_PROBLEM DETAILS_
Retype the data that follows, keeping every character the same.

Data about app and page elements:

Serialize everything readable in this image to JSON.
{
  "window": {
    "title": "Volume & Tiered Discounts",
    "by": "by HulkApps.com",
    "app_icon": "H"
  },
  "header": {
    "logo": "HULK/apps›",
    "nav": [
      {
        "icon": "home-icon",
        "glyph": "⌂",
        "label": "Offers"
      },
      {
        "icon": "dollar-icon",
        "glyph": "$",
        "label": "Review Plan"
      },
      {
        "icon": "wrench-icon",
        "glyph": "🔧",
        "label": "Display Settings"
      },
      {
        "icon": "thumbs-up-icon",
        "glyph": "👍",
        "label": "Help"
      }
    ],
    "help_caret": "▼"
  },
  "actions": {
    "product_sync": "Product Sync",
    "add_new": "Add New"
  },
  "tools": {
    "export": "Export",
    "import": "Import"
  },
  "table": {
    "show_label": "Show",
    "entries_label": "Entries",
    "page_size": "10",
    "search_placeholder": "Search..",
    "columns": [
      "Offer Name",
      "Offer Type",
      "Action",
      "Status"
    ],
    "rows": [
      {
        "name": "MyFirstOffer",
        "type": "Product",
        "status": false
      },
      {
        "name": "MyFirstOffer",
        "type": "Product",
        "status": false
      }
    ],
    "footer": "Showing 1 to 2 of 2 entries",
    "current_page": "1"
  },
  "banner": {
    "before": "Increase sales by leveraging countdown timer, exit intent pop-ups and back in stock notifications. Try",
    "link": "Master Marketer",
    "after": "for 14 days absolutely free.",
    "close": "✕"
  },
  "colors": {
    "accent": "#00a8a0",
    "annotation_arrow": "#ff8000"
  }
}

_TASK ANSWER_
Serialize everything readable in this image to JSON.
{
  "window": {
    "title": "Volume & Tiered Discounts",
    "by": "by HulkApps.com",
    "app_icon": "H"
  },
  "header": {
    "logo": "HULK/apps›",
    "nav": [
      {
        "icon": "home-icon",
        "glyph": "⌂",
        "label": "Offers"
      },
      {
        "icon": "dollar-icon",
        "glyph": "$",
        "label": "Review Plan"
      },
      {
        "icon": "wrench-icon",
        "glyph": "🔧",
        "label": "Display Settings"
      },
      {
        "icon": "thumbs-up-icon",
        "glyph": "👍",
        "label": "Help"
      }
    ],
    "help_caret": "▼"
  },
  "actions": {
    "product_sync": "Product Sync",
    "add_new": "Add New"
  },
  "tools": {
    "export": "Export",
    "import": "Import"
  },
  "table": {
    "show_label": "Show",
    "entries_label": "Entries",
    "page_size": "10",
    "search_placeholder": "Search..",
    "columns": [
      "Offer Name",
      "Offer Type",
      "Action",
      "Status"
    ],
    "rows": [
      {
        "name": "MyFirstOffer",
        "type": "Product",
        "status": false
      },
      {
        "name": "MyFirstOffer",
        "type": "Product",
        "status": false
      }
    ],
    "footer": "Showing 1 to 2 of 2 entries",
    "current_page": "1"
  },
  "banner": {
    "before": "Increase sales by leveraging countdown timer, exit intent pop-ups and back in stock notifications. Try",
    "link": "Master Marketer",
    "after": "for 14 days absolutely free.",
    "close": "✕"
  },
  "colors": {
    "accent": "#00a8a0",
    "annotation_arrow": "#ff8000"
  }
}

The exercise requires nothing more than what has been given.